A service has been held at sea to remember around 700 First World War soldiers who lost their lives in the sinking of two ships carrying US troops off the coast of Islay.
The SS Tuscania and HMS Otranto sank off the island within eight months of each other in 1918.
The Tuscania had almost completed its transatlantic voyage, carrying 2,500 British and US troops, when it was torpedoed by a German U-boat.
Most on board were rescued by the Royal Navy but more than 200 men were lost at sea, with many swept up on the shore of Islay.

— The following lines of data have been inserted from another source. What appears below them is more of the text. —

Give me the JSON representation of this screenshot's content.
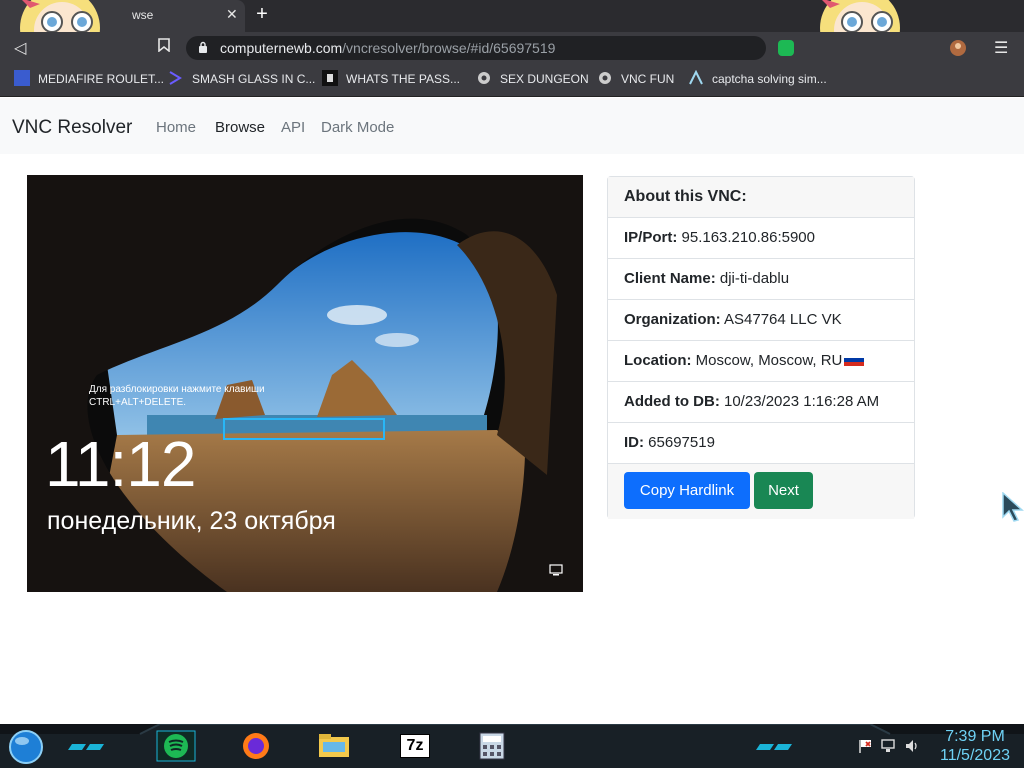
{
  "browser": {
    "tab_title": "wse",
    "url_host": "computernewb.com",
    "url_path": "/vncresolver/browse/#id/65697519",
    "bookmarks": [
      {
        "label": "MEDIAFIRE ROULET..."
      },
      {
        "label": "SMASH GLASS IN C..."
      },
      {
        "label": "WHATS THE PASS..."
      },
      {
        "label": "SEX DUNGEON"
      },
      {
        "label": "VNC FUN"
      },
      {
        "label": "captcha solving sim..."
      }
    ]
  },
  "site": {
    "brand": "VNC Resolver",
    "nav": [
      {
        "label": "Home"
      },
      {
        "label": "Browse"
      },
      {
        "label": "API"
      },
      {
        "label": "Dark Mode"
      }
    ]
  },
  "vnc_screenshot": {
    "unlock_hint_line1": "Для разблокировки нажмите клавиши",
    "unlock_hint_line2": "CTRL+ALT+DELETE.",
    "time": "11:12",
    "date": "понедельник, 23 октября"
  },
  "info": {
    "header": "About this VNC:",
    "rows": [
      {
        "label": "IP/Port:",
        "value": "95.163.210.86:5900"
      },
      {
        "label": "Client Name:",
        "value": "dji-ti-dablu"
      },
      {
        "label": "Organization:",
        "value": "AS47764 LLC VK"
      },
      {
        "label": "Location:",
        "value": "Moscow, Moscow, RU"
      },
      {
        "label": "Added to DB:",
        "value": "10/23/2023 1:16:28 AM"
      },
      {
        "label": "ID:",
        "value": "65697519"
      }
    ],
    "copy_button": "Copy Hardlink",
    "next_button": "Next"
  },
  "taskbar": {
    "time": "7:39 PM",
    "date": "11/5/2023",
    "apps": [
      "spotify-icon",
      "firefox-icon",
      "file-explorer-icon",
      "7zip-icon",
      "calculator-icon"
    ],
    "tray_7z_label": "7z"
  },
  "colors": {
    "primary": "#0d6efd",
    "success": "#198754",
    "clock": "#6fd2f5"
  }
}
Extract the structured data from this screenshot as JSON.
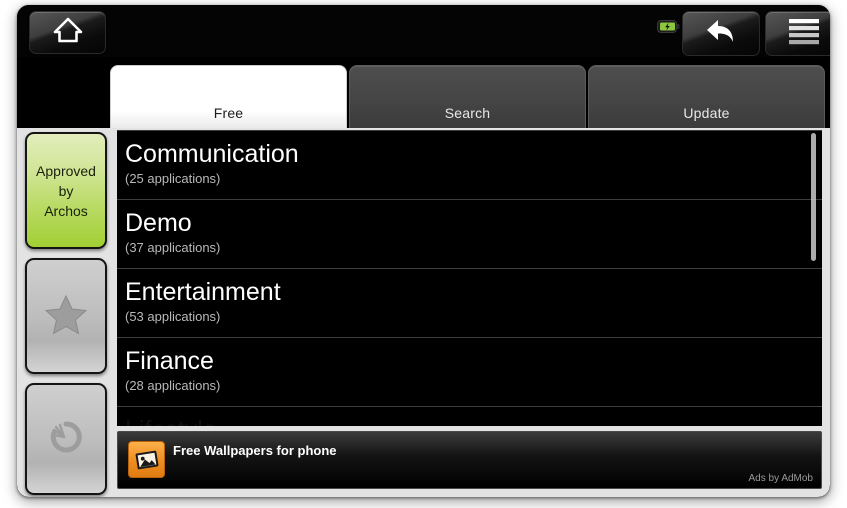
{
  "statusbar": {
    "home_button_label": "Home",
    "home_icon": "home-icon",
    "battery_icon": "battery-charging-icon",
    "battery_status": "charging",
    "back_button_label": "Back",
    "back_icon": "back-arrow-icon",
    "menu_button_label": "Menu",
    "menu_icon": "hamburger-menu-icon"
  },
  "tabs": [
    {
      "label": "Free",
      "active": true
    },
    {
      "label": "Search",
      "active": false
    },
    {
      "label": "Update",
      "active": false
    }
  ],
  "sidebar": {
    "items": [
      {
        "label": "Approved by Archos",
        "line1": "Approved",
        "line2": "by",
        "line3": "Archos",
        "icon": "approved-badge",
        "active": true
      },
      {
        "label": "Favorites",
        "icon": "star-icon",
        "active": false
      },
      {
        "label": "Recently Used",
        "icon": "history-dial-icon",
        "active": false
      }
    ]
  },
  "categories": [
    {
      "name": "Communication",
      "count": "(25 applications)"
    },
    {
      "name": "Demo",
      "count": "(37 applications)"
    },
    {
      "name": "Entertainment",
      "count": "(53 applications)"
    },
    {
      "name": "Finance",
      "count": "(28 applications)"
    },
    {
      "name": "Lifestyle",
      "count": ""
    }
  ],
  "ad": {
    "title": "Free Wallpapers for phone",
    "attribution": "Ads by AdMob",
    "icon": "wallpaper-image-icon",
    "accent_color": "#f08e22"
  },
  "colors": {
    "screen_background": "#000000",
    "panel_background": "#e3e3e3",
    "active_tab": "#ffffff",
    "inactive_tab": "#454545",
    "approved_green": "#a2cf33",
    "list_text": "#ffffff",
    "list_subtext": "#b9b9b9"
  }
}
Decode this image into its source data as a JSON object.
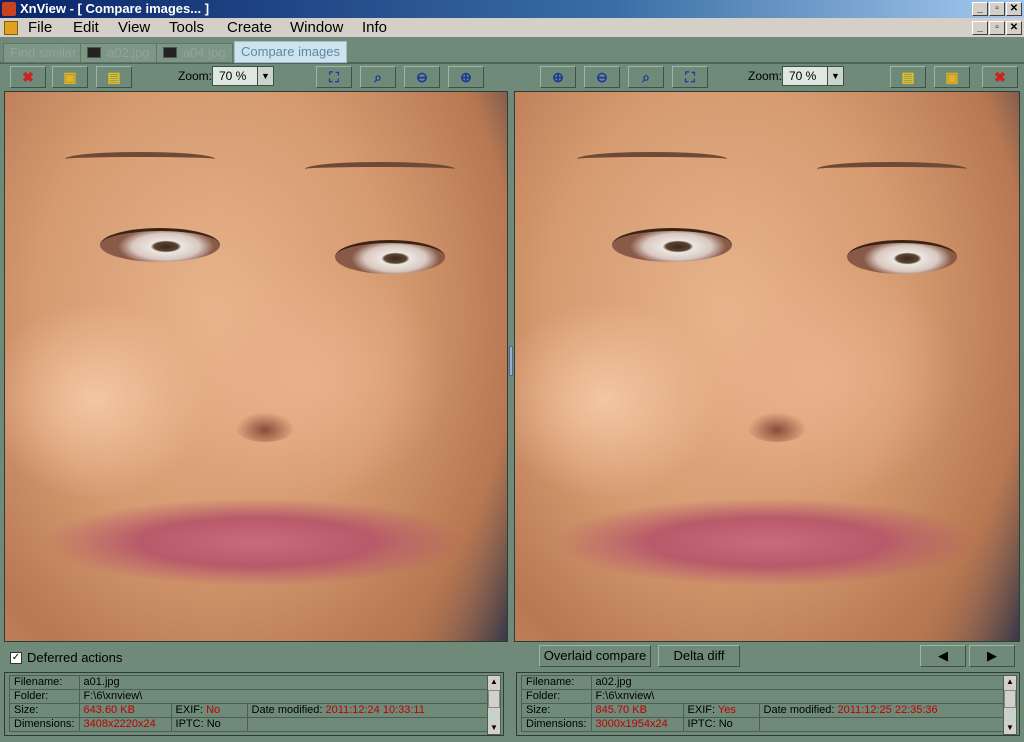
{
  "window": {
    "title": "XnView - [  Compare images... ]",
    "min_glyph": "_",
    "max_glyph": "▫",
    "close_glyph": "✕"
  },
  "menu": [
    "File",
    "Edit",
    "View",
    "Tools",
    "Create",
    "Window",
    "Info"
  ],
  "tabs": [
    {
      "label": "Find similar"
    },
    {
      "label": "a02.jpg"
    },
    {
      "label": "a04.jpg"
    },
    {
      "label": "Compare images"
    }
  ],
  "left_toolbar": {
    "zoom_label": "Zoom:",
    "zoom_value": "70 %"
  },
  "right_toolbar": {
    "zoom_label": "Zoom:",
    "zoom_value": "70 %"
  },
  "icons": {
    "close": "✖",
    "open": "▣",
    "save": "▤",
    "fit": "⛶",
    "actual": "⌕",
    "zoom_out": "⊖",
    "zoom_in": "⊕",
    "prev": "◀",
    "next": "▶",
    "check": "✓",
    "scroll_up": "▲",
    "scroll_down": "▼",
    "dropdown": "▼"
  },
  "bottom": {
    "deferred_label": "Deferred actions",
    "overlaid_label": "Overlaid compare",
    "delta_label": "Delta diff"
  },
  "info_labels": {
    "filename": "Filename:",
    "folder": "Folder:",
    "size": "Size:",
    "dimensions": "Dimensions:",
    "exif": "EXIF:",
    "iptc": "IPTC:",
    "date": "Date modified:"
  },
  "left_info": {
    "filename": "a01.jpg",
    "folder": "F:\\6\\xnview\\",
    "size": "643.60 KB",
    "exif": "No",
    "date": "2011:12:24 10:33:11",
    "dimensions": "3408x2220x24",
    "iptc": "No"
  },
  "right_info": {
    "filename": "a02.jpg",
    "folder": "F:\\6\\xnview\\",
    "size": "845.70 KB",
    "exif": "Yes",
    "date": "2011:12:25 22:35:36",
    "dimensions": "3000x1954x24",
    "iptc": "No"
  },
  "colors": {
    "panel": "#6f8a78",
    "highlight_value": "#c00000",
    "active_tab": "#cfe3ee"
  }
}
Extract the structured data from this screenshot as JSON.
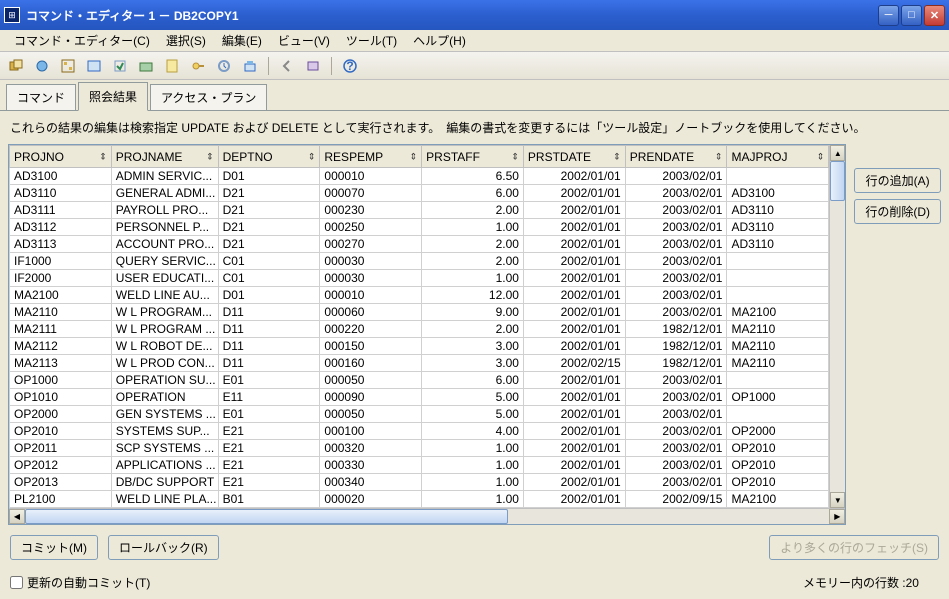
{
  "window": {
    "title": "コマンド・エディター 1 － DB2COPY1"
  },
  "menu": {
    "items": [
      "コマンド・エディター(C)",
      "選択(S)",
      "編集(E)",
      "ビュー(V)",
      "ツール(T)",
      "ヘルプ(H)"
    ]
  },
  "tabs": {
    "cmd": "コマンド",
    "result": "照会結果",
    "plan": "アクセス・プラン"
  },
  "info": "これらの結果の編集は検索指定 UPDATE および DELETE として実行されます。　編集の書式を変更するには「ツール設定」ノートブックを使用してください。",
  "side": {
    "add": "行の追加(A)",
    "del": "行の削除(D)"
  },
  "bottom": {
    "commit": "コミット(M)",
    "rollback": "ロールバック(R)",
    "fetch": "より多くの行のフェッチ(S)"
  },
  "footer": {
    "autocommit": "更新の自動コミット(T)",
    "memrows": "メモリー内の行数 :20"
  },
  "columns": [
    "PROJNO",
    "PROJNAME",
    "DEPTNO",
    "RESPEMP",
    "PRSTAFF",
    "PRSTDATE",
    "PRENDATE",
    "MAJPROJ"
  ],
  "rows": [
    {
      "PROJNO": "AD3100",
      "PROJNAME": "ADMIN SERVIC...",
      "DEPTNO": "D01",
      "RESPEMP": "000010",
      "PRSTAFF": "6.50",
      "PRSTDATE": "2002/01/01",
      "PRENDATE": "2003/02/01",
      "MAJPROJ": ""
    },
    {
      "PROJNO": "AD3110",
      "PROJNAME": "GENERAL ADMI...",
      "DEPTNO": "D21",
      "RESPEMP": "000070",
      "PRSTAFF": "6.00",
      "PRSTDATE": "2002/01/01",
      "PRENDATE": "2003/02/01",
      "MAJPROJ": "AD3100"
    },
    {
      "PROJNO": "AD3111",
      "PROJNAME": "PAYROLL PRO...",
      "DEPTNO": "D21",
      "RESPEMP": "000230",
      "PRSTAFF": "2.00",
      "PRSTDATE": "2002/01/01",
      "PRENDATE": "2003/02/01",
      "MAJPROJ": "AD3110"
    },
    {
      "PROJNO": "AD3112",
      "PROJNAME": "PERSONNEL P...",
      "DEPTNO": "D21",
      "RESPEMP": "000250",
      "PRSTAFF": "1.00",
      "PRSTDATE": "2002/01/01",
      "PRENDATE": "2003/02/01",
      "MAJPROJ": "AD3110"
    },
    {
      "PROJNO": "AD3113",
      "PROJNAME": "ACCOUNT PRO...",
      "DEPTNO": "D21",
      "RESPEMP": "000270",
      "PRSTAFF": "2.00",
      "PRSTDATE": "2002/01/01",
      "PRENDATE": "2003/02/01",
      "MAJPROJ": "AD3110"
    },
    {
      "PROJNO": "IF1000",
      "PROJNAME": "QUERY SERVIC...",
      "DEPTNO": "C01",
      "RESPEMP": "000030",
      "PRSTAFF": "2.00",
      "PRSTDATE": "2002/01/01",
      "PRENDATE": "2003/02/01",
      "MAJPROJ": ""
    },
    {
      "PROJNO": "IF2000",
      "PROJNAME": "USER EDUCATI...",
      "DEPTNO": "C01",
      "RESPEMP": "000030",
      "PRSTAFF": "1.00",
      "PRSTDATE": "2002/01/01",
      "PRENDATE": "2003/02/01",
      "MAJPROJ": ""
    },
    {
      "PROJNO": "MA2100",
      "PROJNAME": "WELD LINE AU...",
      "DEPTNO": "D01",
      "RESPEMP": "000010",
      "PRSTAFF": "12.00",
      "PRSTDATE": "2002/01/01",
      "PRENDATE": "2003/02/01",
      "MAJPROJ": ""
    },
    {
      "PROJNO": "MA2110",
      "PROJNAME": "W L PROGRAM...",
      "DEPTNO": "D11",
      "RESPEMP": "000060",
      "PRSTAFF": "9.00",
      "PRSTDATE": "2002/01/01",
      "PRENDATE": "2003/02/01",
      "MAJPROJ": "MA2100"
    },
    {
      "PROJNO": "MA2111",
      "PROJNAME": "W L PROGRAM ...",
      "DEPTNO": "D11",
      "RESPEMP": "000220",
      "PRSTAFF": "2.00",
      "PRSTDATE": "2002/01/01",
      "PRENDATE": "1982/12/01",
      "MAJPROJ": "MA2110"
    },
    {
      "PROJNO": "MA2112",
      "PROJNAME": "W L ROBOT DE...",
      "DEPTNO": "D11",
      "RESPEMP": "000150",
      "PRSTAFF": "3.00",
      "PRSTDATE": "2002/01/01",
      "PRENDATE": "1982/12/01",
      "MAJPROJ": "MA2110"
    },
    {
      "PROJNO": "MA2113",
      "PROJNAME": "W L PROD CON...",
      "DEPTNO": "D11",
      "RESPEMP": "000160",
      "PRSTAFF": "3.00",
      "PRSTDATE": "2002/02/15",
      "PRENDATE": "1982/12/01",
      "MAJPROJ": "MA2110"
    },
    {
      "PROJNO": "OP1000",
      "PROJNAME": "OPERATION SU...",
      "DEPTNO": "E01",
      "RESPEMP": "000050",
      "PRSTAFF": "6.00",
      "PRSTDATE": "2002/01/01",
      "PRENDATE": "2003/02/01",
      "MAJPROJ": ""
    },
    {
      "PROJNO": "OP1010",
      "PROJNAME": "OPERATION",
      "DEPTNO": "E11",
      "RESPEMP": "000090",
      "PRSTAFF": "5.00",
      "PRSTDATE": "2002/01/01",
      "PRENDATE": "2003/02/01",
      "MAJPROJ": "OP1000"
    },
    {
      "PROJNO": "OP2000",
      "PROJNAME": "GEN SYSTEMS ...",
      "DEPTNO": "E01",
      "RESPEMP": "000050",
      "PRSTAFF": "5.00",
      "PRSTDATE": "2002/01/01",
      "PRENDATE": "2003/02/01",
      "MAJPROJ": ""
    },
    {
      "PROJNO": "OP2010",
      "PROJNAME": "SYSTEMS SUP...",
      "DEPTNO": "E21",
      "RESPEMP": "000100",
      "PRSTAFF": "4.00",
      "PRSTDATE": "2002/01/01",
      "PRENDATE": "2003/02/01",
      "MAJPROJ": "OP2000"
    },
    {
      "PROJNO": "OP2011",
      "PROJNAME": "SCP SYSTEMS ...",
      "DEPTNO": "E21",
      "RESPEMP": "000320",
      "PRSTAFF": "1.00",
      "PRSTDATE": "2002/01/01",
      "PRENDATE": "2003/02/01",
      "MAJPROJ": "OP2010"
    },
    {
      "PROJNO": "OP2012",
      "PROJNAME": "APPLICATIONS ...",
      "DEPTNO": "E21",
      "RESPEMP": "000330",
      "PRSTAFF": "1.00",
      "PRSTDATE": "2002/01/01",
      "PRENDATE": "2003/02/01",
      "MAJPROJ": "OP2010"
    },
    {
      "PROJNO": "OP2013",
      "PROJNAME": "DB/DC SUPPORT",
      "DEPTNO": "E21",
      "RESPEMP": "000340",
      "PRSTAFF": "1.00",
      "PRSTDATE": "2002/01/01",
      "PRENDATE": "2003/02/01",
      "MAJPROJ": "OP2010"
    },
    {
      "PROJNO": "PL2100",
      "PROJNAME": "WELD LINE PLA...",
      "DEPTNO": "B01",
      "RESPEMP": "000020",
      "PRSTAFF": "1.00",
      "PRSTDATE": "2002/01/01",
      "PRENDATE": "2002/09/15",
      "MAJPROJ": "MA2100"
    }
  ]
}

Another tragedy followed shortly after when the Otranto sank on 6 October . Amid a strong storm, the ship crashed into HMS Kashmir while travelling in convoy.
Many US troops were saved by HMS Mounsey but those that could not escape the Otranto were swept toward an Islay reef that wrecked the ship. Around 470 men died.
Almost a century on, the British, US, French and Germany navies paid their respects to the dead in a ceremony above the wreck of the Tuscania.
Aboard HMS Raider yesterday, Rev Dr Karen Campbell, national chaplain of the Royal British Legion Scotland, led a service while a wreath was laid at sea by Lord George Robertson of Port Ellen, whose grandfather was the police sergeant on Islay and dealt with the aftermath of the sinkings.
HMS Raider was joined at sea by the USS Ross, FS Andromede and FGS Lubeck, the ships providing the backdrop to First World War commemorations being held on Islay with the Princess Royal and First Minister Nicola Sturgeon to attend.
Legion Scotland’s national chairman Charlie Brown said: “We stay true to our commitment and the words ‘We will remember them’ by ensuring that the sacrifice of over 700 US servicemen and British crew members is never forgotten.
“We also pay tribute to the bravery and selfless actions of those on board the Royal Navy destroyer HMS Mounsey, who went alongside to save over 1,800 US servicemen who otherwise may have perished.
“It is heartwarming that in times of great tragedy and loss of life that the human spirit of comradeship and sense of belonging joins nations as one in the hope that peace will prevail over the loss of life.”
The Moderator of the General Assembly of the Church of Scotland, Right Rev Dr Derek Browning, said he will remember the heroism and kindness of Islay residents at the time of the tragedy as well as those who died.